6.6 magnitude quake hits off Solomon Islands: USGS
Honiara (AFP) March 7, 2011
A strong 6.6-magnitude earthquake hit off the Solomon Islands on Monday, the US Geological Survey (USGS) said, but no destructive Pacific-wide tsunami was expected.
The USGS said the quake occurred at 0009 GMT, about 133 kilometres (83 miles) southeast of the Pacific nation's capital Honiara, at an estimated depth of about 30 kilometres (19 miles).
Initial reports were that the tremor had caused no damage.
"So far, we've had no reports of damage," a spokeswoman for the Solomons National Disaster Management Centre told AFP.
The Pacific Tsunami Warning Center said "a destructive Pacific-wide tsunami" was not expected, based on the information available.
But Australian seismologists, who measured the quake at 6.7 magnitude, said there was the possibility of a local tsunami, although it was unlikely to cause a Pacific-wide tsunami.
"It's a 6.7 magnitude so it's not a small earthquake, if you look at Christchurch -- that was a 6.3," senior duty seismologist at Geoscience Australia, Dan Jaksa, told AFP, referring to the devastating quake that hit New Zealand's second city last month.
"But it was 140 kilometres (87 miles) southeast of Honiara so it is not likely to cause any damage in Honiara at all.

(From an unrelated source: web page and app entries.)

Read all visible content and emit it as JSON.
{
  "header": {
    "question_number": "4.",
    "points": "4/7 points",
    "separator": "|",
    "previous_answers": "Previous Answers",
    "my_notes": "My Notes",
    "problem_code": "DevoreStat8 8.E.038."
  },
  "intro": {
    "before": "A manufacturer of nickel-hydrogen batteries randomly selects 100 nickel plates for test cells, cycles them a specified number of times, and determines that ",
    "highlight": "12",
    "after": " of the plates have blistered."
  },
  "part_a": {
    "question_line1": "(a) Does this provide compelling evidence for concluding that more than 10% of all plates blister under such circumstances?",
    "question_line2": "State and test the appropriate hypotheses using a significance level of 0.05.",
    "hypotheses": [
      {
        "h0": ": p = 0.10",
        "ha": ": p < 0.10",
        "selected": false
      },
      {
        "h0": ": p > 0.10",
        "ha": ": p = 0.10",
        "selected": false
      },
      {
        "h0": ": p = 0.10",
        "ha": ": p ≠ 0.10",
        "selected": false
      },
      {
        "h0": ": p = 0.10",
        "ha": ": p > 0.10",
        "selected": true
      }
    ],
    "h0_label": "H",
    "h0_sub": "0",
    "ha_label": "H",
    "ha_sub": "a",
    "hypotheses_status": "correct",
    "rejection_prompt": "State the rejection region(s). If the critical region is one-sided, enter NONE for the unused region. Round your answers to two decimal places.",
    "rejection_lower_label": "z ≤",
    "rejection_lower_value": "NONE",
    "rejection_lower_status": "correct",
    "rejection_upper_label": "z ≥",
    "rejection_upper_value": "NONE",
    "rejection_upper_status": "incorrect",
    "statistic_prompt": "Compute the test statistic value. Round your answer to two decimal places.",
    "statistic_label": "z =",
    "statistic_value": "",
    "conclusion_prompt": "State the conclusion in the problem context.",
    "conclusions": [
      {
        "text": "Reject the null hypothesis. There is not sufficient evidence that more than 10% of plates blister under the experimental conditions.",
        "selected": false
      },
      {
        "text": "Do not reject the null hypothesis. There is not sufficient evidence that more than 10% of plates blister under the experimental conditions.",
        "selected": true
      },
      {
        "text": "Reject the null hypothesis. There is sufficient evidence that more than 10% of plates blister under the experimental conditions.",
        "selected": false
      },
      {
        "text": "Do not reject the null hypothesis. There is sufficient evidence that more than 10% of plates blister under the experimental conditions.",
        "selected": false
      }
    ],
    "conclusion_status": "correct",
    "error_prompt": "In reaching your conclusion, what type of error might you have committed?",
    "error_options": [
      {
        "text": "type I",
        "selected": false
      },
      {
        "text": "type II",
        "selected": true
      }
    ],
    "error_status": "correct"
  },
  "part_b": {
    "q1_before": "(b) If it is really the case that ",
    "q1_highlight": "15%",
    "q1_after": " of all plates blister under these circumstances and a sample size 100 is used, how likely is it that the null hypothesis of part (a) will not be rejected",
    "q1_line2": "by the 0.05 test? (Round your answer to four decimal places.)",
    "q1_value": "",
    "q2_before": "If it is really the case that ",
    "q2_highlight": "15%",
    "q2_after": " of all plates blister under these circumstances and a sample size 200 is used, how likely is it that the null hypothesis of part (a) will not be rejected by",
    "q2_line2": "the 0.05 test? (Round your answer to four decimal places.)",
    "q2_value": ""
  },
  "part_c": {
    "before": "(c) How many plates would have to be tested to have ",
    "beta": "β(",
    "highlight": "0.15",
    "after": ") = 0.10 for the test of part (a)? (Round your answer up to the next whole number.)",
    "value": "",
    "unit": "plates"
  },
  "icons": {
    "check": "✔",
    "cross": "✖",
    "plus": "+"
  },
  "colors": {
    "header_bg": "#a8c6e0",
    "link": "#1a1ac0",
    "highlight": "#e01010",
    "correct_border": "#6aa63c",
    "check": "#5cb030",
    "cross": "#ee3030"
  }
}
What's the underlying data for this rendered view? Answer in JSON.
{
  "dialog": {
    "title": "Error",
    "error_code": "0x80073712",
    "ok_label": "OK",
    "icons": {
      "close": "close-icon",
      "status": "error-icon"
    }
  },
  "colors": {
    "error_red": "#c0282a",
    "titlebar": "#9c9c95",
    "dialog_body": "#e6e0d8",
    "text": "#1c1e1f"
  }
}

"They certainly would have felt the earthquake, there would have been some gentle rocking and gentle rolling but no exaggerated peak accelerations in the ground motion."
The Solomons lies in the "Pacific ring of fire," a highly active earthquake zone that regularly experiences earthquakes, and a strong 6.9-magnitude earthquake struck off the islands in June but caused no damage.
A string of tremors rocked the western Solomon Islands in early 2010, with the largest -- at 7.2 -- causing a tsunami estimated at eight feet (2.4 metres).
In April 2007, an 8.0-magnitude earthquake in the same region triggered a tsunami that killed more than 50 people and displaced thousands.
Share This Article With Planet Earth
Bringing Order To A World Of Disasters
When the Earth Quakes
A world of storm and tempest
Christchurch, New Zealand (AFP) March 3, 2011
New Zealand scientists have rounded on a quasi-mystic mathematician known as the "Moonman" who claims he predicted the devastating Christchurch earthquake by studying the moon. Ken Ring, the author of books linking the moon with weather patterns, says he accurately forecast the February 22 tremor, which left about 240 people feared dead, in a Valentine's Day tweet. "Potential earthquake ... read more
|The content herein, unless otherwise known to be public domain, are Copyright 1995-2010 - SpaceDaily. AFP and UPI Wire Stories are copyright Agence France-Presse and United Press International. ESA Portal Reports are copyright European Space Agency. All NASA sourced material is public domain. Additional copyrights may apply in whole or part to other bona fide parties. Advertising does not imply endorsement,agreement or approval of any opinions, statements or information provided by SpaceDaily on any Web page published or hosted by SpaceDaily. Privacy Statement|